### Record excerpts
================================
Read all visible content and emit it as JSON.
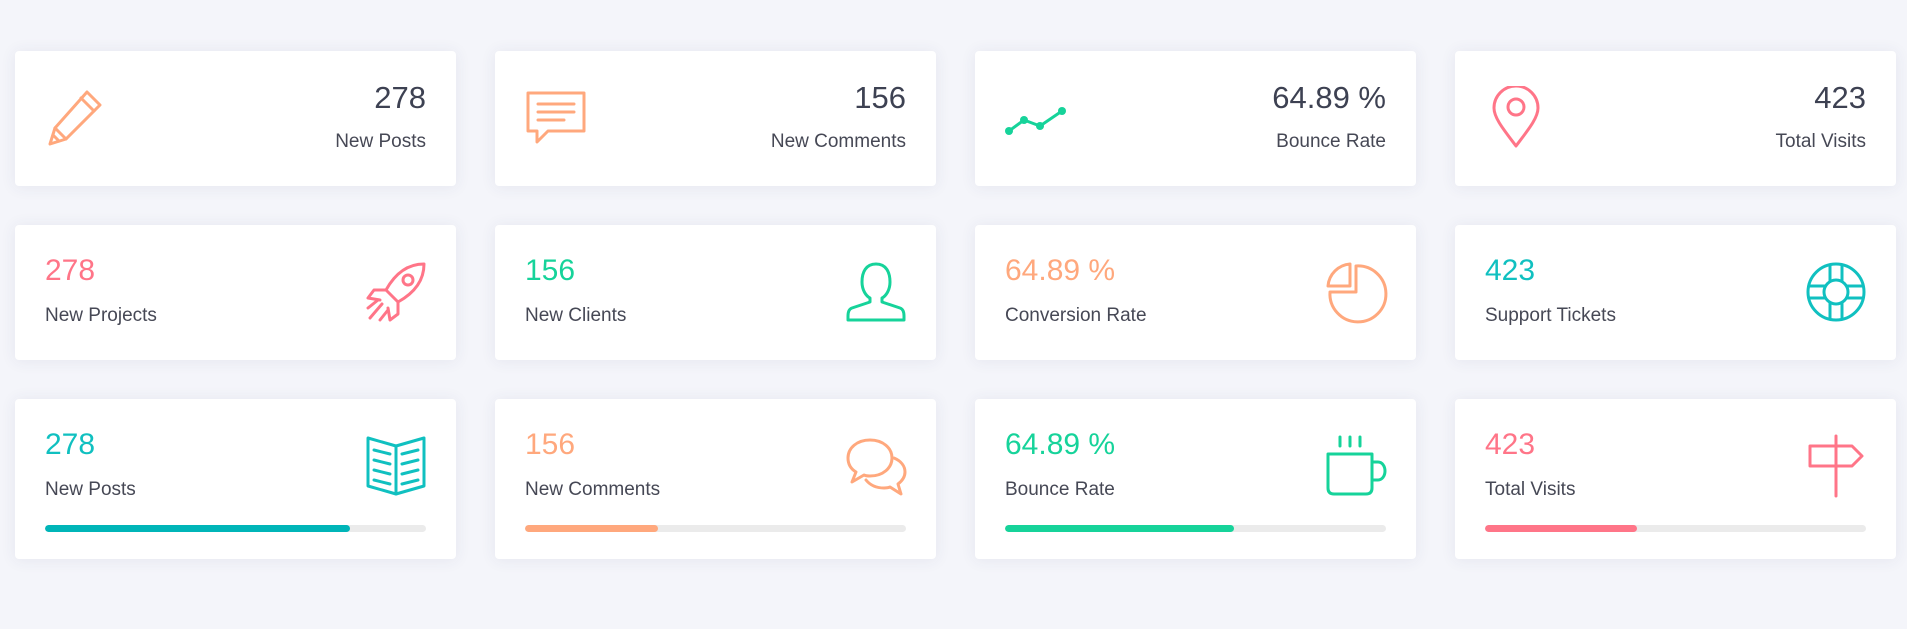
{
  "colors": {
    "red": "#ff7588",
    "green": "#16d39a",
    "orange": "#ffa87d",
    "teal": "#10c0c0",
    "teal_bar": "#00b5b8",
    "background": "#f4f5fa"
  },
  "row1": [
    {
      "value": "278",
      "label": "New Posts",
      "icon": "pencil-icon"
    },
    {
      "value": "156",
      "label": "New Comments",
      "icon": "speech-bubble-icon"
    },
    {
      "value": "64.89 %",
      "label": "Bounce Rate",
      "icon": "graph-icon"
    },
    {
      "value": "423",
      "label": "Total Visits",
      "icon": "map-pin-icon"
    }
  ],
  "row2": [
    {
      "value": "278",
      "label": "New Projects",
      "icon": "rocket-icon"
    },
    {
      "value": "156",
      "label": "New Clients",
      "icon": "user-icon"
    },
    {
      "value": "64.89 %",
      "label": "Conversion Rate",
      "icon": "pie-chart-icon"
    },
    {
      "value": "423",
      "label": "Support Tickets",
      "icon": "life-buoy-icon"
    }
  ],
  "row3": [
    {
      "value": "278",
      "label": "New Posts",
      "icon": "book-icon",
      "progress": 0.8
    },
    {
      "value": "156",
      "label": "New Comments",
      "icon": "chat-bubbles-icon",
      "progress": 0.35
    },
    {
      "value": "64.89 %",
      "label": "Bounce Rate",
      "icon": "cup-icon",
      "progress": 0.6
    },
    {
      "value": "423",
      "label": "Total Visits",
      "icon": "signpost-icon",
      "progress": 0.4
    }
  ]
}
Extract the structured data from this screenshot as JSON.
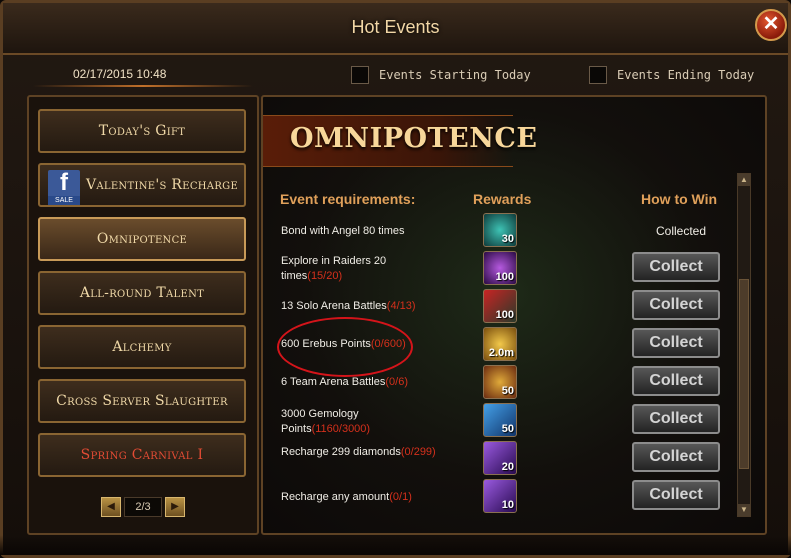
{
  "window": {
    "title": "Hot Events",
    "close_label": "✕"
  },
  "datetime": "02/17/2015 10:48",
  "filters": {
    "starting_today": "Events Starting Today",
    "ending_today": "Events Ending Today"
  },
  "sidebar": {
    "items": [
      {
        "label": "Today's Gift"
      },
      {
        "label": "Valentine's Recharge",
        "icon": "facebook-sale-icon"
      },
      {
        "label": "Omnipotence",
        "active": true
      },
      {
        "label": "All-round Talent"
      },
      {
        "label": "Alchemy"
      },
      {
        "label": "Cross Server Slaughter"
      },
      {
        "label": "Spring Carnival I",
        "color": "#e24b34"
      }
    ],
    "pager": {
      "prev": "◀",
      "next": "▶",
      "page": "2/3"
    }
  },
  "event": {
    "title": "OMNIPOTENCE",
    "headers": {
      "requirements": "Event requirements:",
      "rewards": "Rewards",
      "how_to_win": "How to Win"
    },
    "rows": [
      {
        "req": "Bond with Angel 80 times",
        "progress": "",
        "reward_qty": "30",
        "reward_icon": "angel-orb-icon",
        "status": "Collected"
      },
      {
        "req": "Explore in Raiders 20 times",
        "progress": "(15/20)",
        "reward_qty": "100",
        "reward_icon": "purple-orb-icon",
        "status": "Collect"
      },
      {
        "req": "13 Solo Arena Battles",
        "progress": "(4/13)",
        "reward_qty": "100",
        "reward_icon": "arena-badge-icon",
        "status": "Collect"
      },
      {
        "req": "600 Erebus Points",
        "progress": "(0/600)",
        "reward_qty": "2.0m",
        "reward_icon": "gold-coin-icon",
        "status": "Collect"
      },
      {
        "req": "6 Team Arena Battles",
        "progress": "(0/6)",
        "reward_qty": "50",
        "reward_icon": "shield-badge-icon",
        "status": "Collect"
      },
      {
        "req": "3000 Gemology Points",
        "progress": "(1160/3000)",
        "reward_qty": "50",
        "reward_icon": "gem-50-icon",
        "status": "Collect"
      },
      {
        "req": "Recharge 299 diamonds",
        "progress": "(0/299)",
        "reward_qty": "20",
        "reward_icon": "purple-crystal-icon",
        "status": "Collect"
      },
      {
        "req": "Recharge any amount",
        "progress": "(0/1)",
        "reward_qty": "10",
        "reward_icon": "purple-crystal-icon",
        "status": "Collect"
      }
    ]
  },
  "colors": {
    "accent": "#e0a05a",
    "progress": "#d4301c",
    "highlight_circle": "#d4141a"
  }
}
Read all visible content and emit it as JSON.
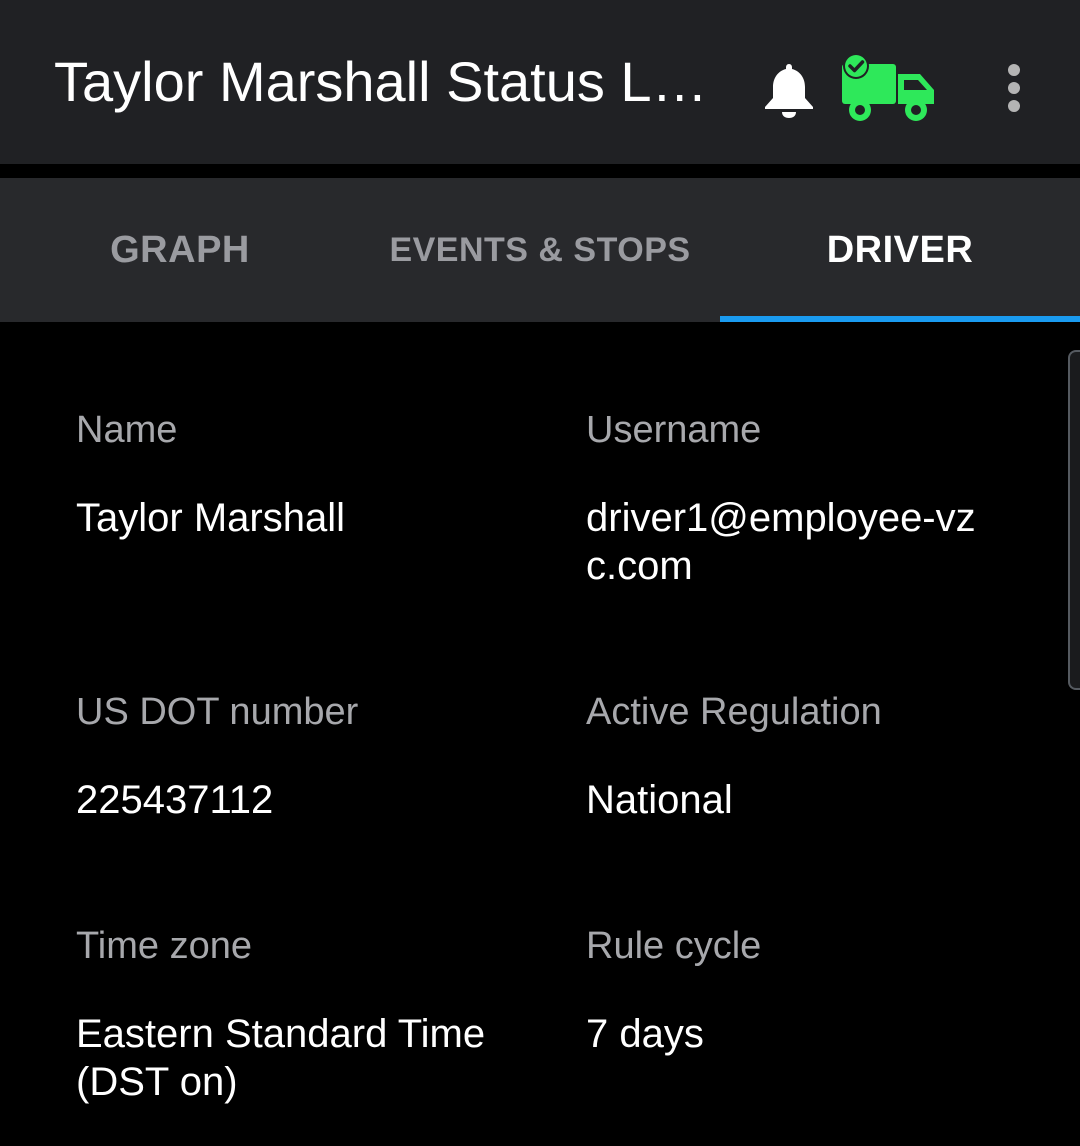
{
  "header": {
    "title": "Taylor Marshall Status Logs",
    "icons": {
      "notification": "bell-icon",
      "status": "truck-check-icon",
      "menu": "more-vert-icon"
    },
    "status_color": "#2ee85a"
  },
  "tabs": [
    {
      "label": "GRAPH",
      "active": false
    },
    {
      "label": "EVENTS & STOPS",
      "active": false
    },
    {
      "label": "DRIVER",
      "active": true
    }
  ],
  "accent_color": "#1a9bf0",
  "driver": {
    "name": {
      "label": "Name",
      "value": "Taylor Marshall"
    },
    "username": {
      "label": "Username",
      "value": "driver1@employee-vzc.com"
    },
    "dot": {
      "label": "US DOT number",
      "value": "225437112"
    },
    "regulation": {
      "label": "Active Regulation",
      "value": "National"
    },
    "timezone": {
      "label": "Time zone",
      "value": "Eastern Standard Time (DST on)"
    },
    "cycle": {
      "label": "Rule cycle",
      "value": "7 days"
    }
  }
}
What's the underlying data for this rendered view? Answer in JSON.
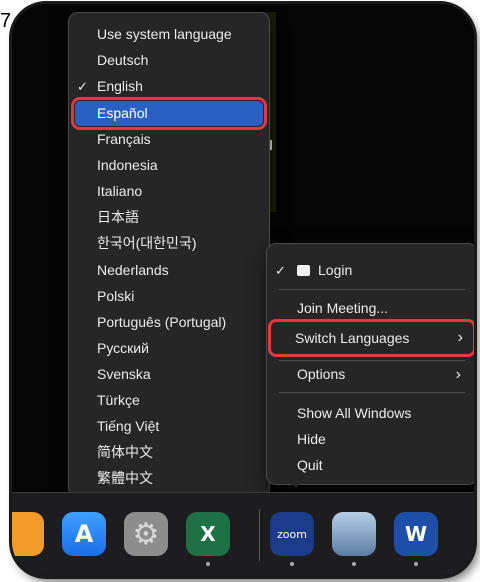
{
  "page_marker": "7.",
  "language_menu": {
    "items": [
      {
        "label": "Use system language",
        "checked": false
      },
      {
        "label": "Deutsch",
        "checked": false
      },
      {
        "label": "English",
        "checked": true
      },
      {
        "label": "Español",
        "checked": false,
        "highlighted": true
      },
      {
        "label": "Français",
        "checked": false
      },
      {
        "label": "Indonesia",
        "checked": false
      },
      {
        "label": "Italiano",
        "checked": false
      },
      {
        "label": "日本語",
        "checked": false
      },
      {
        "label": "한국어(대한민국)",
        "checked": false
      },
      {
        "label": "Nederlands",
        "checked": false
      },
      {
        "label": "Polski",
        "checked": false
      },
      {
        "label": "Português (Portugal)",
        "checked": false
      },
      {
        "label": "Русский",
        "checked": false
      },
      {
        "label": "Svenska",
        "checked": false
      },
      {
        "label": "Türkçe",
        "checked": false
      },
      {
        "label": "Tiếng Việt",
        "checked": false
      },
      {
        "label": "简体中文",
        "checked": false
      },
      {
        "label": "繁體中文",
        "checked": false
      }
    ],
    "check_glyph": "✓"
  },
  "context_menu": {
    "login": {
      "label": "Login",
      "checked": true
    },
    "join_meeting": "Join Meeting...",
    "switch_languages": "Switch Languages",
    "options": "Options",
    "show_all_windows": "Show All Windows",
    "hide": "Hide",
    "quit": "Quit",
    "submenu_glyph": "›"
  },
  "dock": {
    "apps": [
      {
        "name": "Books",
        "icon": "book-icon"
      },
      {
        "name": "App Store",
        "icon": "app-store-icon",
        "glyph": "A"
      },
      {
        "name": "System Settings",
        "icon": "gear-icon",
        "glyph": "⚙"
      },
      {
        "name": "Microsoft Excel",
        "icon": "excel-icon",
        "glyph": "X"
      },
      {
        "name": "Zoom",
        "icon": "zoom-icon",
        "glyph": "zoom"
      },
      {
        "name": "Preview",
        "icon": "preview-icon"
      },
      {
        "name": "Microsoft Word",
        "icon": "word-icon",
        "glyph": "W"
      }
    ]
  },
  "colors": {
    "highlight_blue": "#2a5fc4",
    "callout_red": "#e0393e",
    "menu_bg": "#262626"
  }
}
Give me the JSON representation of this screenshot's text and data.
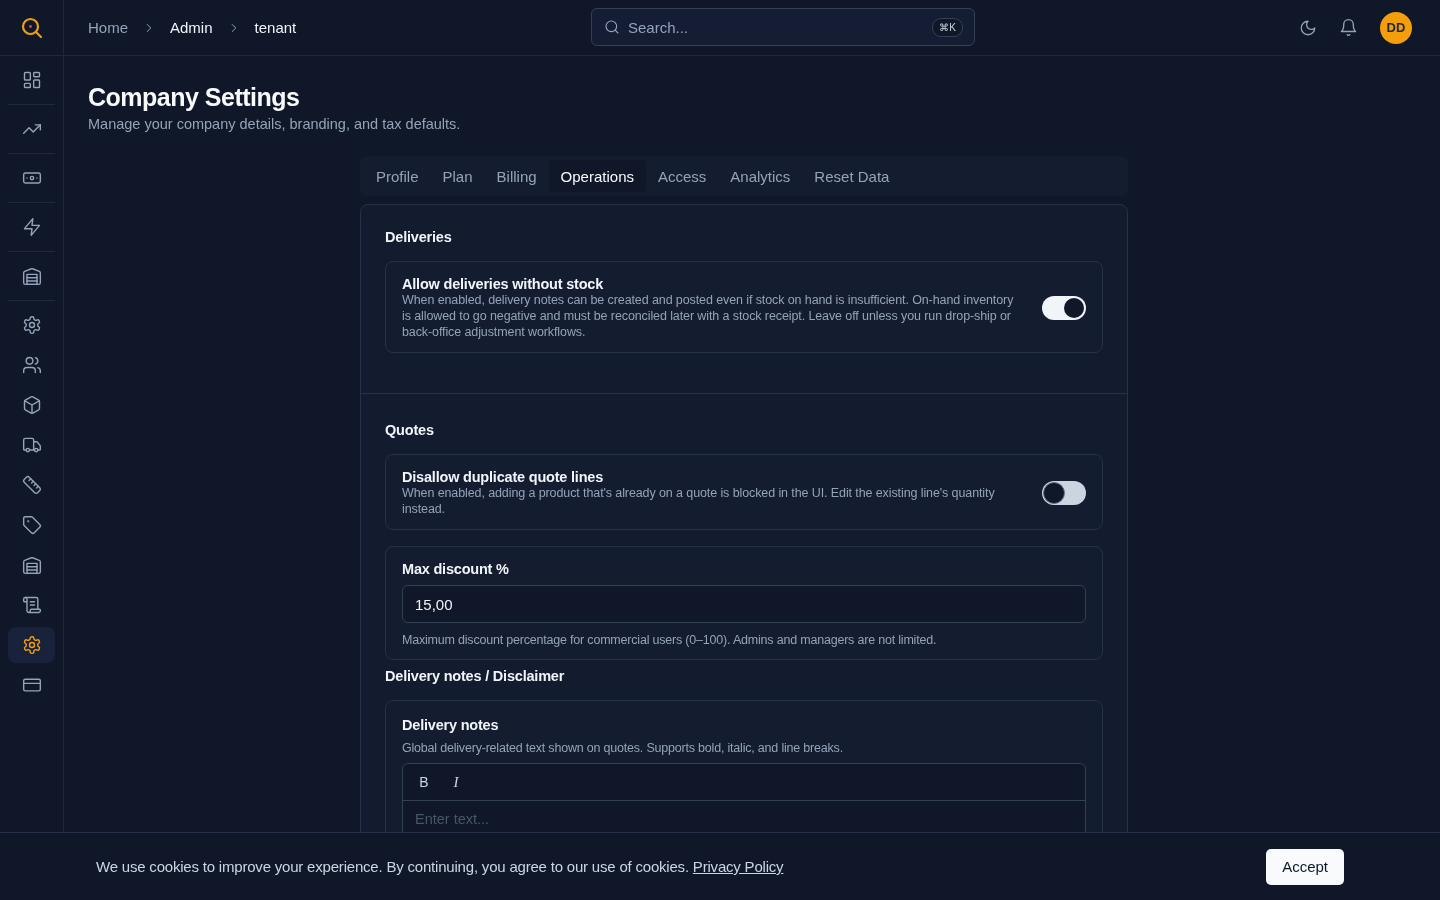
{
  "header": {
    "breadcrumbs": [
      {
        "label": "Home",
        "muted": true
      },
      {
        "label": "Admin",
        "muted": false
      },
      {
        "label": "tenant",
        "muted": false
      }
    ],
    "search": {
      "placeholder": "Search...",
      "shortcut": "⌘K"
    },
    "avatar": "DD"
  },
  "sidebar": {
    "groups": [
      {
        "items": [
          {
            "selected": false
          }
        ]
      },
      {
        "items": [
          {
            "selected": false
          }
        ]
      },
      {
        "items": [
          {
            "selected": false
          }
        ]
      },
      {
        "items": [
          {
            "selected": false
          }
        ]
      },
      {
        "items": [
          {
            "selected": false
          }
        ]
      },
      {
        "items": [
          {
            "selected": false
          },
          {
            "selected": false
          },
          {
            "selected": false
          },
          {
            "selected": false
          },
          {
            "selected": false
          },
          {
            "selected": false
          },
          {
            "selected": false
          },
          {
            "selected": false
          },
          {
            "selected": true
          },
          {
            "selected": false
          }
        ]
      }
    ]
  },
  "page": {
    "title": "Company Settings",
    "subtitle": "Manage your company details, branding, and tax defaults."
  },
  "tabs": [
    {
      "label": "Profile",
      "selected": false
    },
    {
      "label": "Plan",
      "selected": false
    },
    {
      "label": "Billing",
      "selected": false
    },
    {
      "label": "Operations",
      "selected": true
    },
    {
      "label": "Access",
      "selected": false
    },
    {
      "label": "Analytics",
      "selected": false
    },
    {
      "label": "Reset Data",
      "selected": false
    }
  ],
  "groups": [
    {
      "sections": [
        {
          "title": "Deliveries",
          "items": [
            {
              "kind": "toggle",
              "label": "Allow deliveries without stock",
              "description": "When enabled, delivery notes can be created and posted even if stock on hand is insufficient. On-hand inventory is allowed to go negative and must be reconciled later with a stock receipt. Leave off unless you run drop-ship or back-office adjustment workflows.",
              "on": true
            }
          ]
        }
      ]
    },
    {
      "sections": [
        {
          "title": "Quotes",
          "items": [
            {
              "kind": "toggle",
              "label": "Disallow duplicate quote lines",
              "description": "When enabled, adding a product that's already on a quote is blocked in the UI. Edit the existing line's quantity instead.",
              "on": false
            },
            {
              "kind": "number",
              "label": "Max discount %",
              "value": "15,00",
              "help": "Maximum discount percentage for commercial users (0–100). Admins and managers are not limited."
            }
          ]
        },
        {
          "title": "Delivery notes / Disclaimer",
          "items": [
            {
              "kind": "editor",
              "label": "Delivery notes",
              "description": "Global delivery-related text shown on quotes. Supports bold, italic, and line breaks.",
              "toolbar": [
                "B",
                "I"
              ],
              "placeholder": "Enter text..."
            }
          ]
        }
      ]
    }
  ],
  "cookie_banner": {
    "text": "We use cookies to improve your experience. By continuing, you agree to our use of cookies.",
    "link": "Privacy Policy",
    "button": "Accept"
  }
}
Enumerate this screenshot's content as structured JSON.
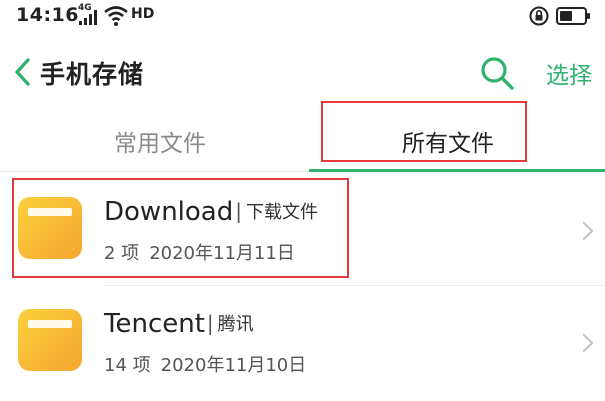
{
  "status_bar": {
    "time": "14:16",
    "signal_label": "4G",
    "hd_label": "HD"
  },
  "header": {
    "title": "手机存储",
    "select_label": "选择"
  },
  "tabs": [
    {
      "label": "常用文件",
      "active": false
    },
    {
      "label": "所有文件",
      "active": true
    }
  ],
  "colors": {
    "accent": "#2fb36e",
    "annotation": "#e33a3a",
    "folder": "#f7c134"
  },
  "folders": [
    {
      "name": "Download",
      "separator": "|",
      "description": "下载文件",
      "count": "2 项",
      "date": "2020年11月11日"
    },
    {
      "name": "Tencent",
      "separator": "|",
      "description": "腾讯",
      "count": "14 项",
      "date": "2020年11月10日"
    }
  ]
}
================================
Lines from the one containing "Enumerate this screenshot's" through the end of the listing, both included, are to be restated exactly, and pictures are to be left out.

### Response area
Enumerate this screenshot's content as structured JSON.
{
  "status_bar": {
    "time": "14:16",
    "signal_label": "4G",
    "hd_label": "HD"
  },
  "header": {
    "title": "手机存储",
    "select_label": "选择"
  },
  "tabs": [
    {
      "label": "常用文件",
      "active": false
    },
    {
      "label": "所有文件",
      "active": true
    }
  ],
  "colors": {
    "accent": "#2fb36e",
    "annotation": "#e33a3a",
    "folder": "#f7c134"
  },
  "folders": [
    {
      "name": "Download",
      "separator": "|",
      "description": "下载文件",
      "count": "2 项",
      "date": "2020年11月11日"
    },
    {
      "name": "Tencent",
      "separator": "|",
      "description": "腾讯",
      "count": "14 项",
      "date": "2020年11月10日"
    }
  ]
}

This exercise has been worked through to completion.